The patients in attendance all enjoyed the class, and they each stated they learned a lot from Nathan Painter, PharmD, certified diabetic educator and assistant professor in the department of pharmacotherapy and outcomes science at the School of Pharmacy, notes Dawn Sampson, director of grants and social services for the CIMC.

“They are planning on attending the future classes. Our nurse practitioner was also impressed with the material presented and the participant interaction via teleconferencing. Having learned from this first bilingual class in Spanish and English, we are expanding our patient invitation.

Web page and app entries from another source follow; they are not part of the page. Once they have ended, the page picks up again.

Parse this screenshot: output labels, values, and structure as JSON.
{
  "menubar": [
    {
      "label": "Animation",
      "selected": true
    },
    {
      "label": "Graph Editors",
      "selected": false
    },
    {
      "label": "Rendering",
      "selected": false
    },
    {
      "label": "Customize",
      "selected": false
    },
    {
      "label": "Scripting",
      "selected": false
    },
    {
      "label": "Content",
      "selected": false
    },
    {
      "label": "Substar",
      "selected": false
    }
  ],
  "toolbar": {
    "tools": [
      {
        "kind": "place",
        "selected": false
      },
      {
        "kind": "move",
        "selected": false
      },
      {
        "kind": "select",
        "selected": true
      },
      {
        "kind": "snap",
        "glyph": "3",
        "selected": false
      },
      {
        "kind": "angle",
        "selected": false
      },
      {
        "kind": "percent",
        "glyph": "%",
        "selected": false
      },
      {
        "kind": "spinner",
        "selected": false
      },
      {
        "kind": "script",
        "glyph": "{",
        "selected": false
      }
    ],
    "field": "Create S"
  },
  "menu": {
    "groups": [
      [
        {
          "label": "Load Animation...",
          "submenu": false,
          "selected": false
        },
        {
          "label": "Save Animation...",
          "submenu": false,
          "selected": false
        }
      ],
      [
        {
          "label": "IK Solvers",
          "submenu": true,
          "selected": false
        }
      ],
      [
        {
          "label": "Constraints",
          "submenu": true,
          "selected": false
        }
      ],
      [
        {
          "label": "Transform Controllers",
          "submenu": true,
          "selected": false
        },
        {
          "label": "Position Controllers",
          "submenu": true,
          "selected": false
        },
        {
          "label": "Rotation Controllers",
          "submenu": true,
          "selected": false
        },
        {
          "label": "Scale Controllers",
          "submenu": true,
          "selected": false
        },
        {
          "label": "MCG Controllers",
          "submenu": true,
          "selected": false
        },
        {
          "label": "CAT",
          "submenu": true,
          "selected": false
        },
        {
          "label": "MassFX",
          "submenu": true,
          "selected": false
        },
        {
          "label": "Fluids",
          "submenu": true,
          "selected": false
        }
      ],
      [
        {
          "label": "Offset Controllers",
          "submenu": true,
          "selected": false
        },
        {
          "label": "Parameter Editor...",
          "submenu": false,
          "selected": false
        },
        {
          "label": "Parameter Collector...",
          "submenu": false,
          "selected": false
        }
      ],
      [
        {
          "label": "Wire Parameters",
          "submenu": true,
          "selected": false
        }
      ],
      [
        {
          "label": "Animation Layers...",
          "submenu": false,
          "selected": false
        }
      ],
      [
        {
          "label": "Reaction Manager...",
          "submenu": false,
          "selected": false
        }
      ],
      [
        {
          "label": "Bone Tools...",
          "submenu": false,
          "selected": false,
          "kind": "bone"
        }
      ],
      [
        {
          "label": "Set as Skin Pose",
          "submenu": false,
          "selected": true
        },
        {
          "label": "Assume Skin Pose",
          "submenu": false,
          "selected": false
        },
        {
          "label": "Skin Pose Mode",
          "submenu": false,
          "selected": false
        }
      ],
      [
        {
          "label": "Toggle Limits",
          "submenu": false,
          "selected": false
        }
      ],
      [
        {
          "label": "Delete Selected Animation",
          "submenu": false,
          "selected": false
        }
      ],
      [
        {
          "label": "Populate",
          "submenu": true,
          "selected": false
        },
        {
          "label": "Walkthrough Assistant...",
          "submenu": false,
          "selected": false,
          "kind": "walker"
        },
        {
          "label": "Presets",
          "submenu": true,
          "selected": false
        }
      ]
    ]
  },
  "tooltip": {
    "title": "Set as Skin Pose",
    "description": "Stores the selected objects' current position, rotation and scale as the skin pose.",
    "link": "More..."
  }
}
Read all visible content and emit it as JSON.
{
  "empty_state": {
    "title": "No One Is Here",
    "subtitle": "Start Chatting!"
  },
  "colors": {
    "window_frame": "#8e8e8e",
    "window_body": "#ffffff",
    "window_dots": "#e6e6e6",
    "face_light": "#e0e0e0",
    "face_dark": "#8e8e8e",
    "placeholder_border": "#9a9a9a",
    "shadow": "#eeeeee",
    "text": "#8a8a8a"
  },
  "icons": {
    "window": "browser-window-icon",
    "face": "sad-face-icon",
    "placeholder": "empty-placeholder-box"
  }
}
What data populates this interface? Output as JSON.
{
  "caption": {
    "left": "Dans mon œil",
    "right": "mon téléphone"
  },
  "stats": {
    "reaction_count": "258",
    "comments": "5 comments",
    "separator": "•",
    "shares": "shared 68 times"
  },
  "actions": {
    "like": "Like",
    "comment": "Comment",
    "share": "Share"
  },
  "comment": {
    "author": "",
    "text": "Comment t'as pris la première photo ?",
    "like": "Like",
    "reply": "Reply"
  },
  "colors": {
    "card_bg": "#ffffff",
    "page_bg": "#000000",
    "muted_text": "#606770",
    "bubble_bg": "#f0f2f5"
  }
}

We are also taking time to explain to patients the benefits of bringing a support person to class.”

CIMC thanked Dr.  Painter for identifying and providing excellent instruction for this class series, and they look forward to future classes.

This project was made possible by a grant from UniHealth Foundation, which helped Loma Linda University partner with Catalina Island Medical Center to implement a diabetes screening and care management project through the use of telemedicine. UniHealth Foundation is a Los Angeles-based non-profit philanthropic organization whose mission is to support and facilitate activities that significantly improve the health and well-being of individuals and communities within its service area.

“When we approached the UniHealth Foundation in 2006, we indicated their funds would be utilized to provide retinal screening for patients at risk for diabetes at the only hospital on Catalina Island, and to deliver diabetes education to patients in their native languages,” explained Paul B. Simms, MPH, director of the telehealth initiative and assistant professor in the School of Public Health. “By reaching communities in their own languages, we reflect cultural competency that will stimulate more persistent behavior change—thereby ensuring patient success.”

Contributed report

TODAY news for Thursday, June 9, 2008